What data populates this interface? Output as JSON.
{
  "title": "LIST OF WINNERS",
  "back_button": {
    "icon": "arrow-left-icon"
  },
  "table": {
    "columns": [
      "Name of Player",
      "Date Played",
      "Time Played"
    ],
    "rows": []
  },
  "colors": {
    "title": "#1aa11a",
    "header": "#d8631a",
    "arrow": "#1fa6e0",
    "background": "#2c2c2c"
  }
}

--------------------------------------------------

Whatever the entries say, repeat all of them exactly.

> [Task output]:
What data populates this interface? Output as JSON.
{
  "title": "LIST OF WINNERS",
  "back_button": {
    "icon": "arrow-left-icon"
  },
  "table": {
    "columns": [
      "Name of Player",
      "Date Played",
      "Time Played"
    ],
    "rows": []
  },
  "colors": {
    "title": "#1aa11a",
    "header": "#d8631a",
    "arrow": "#1fa6e0",
    "background": "#2c2c2c"
  }
}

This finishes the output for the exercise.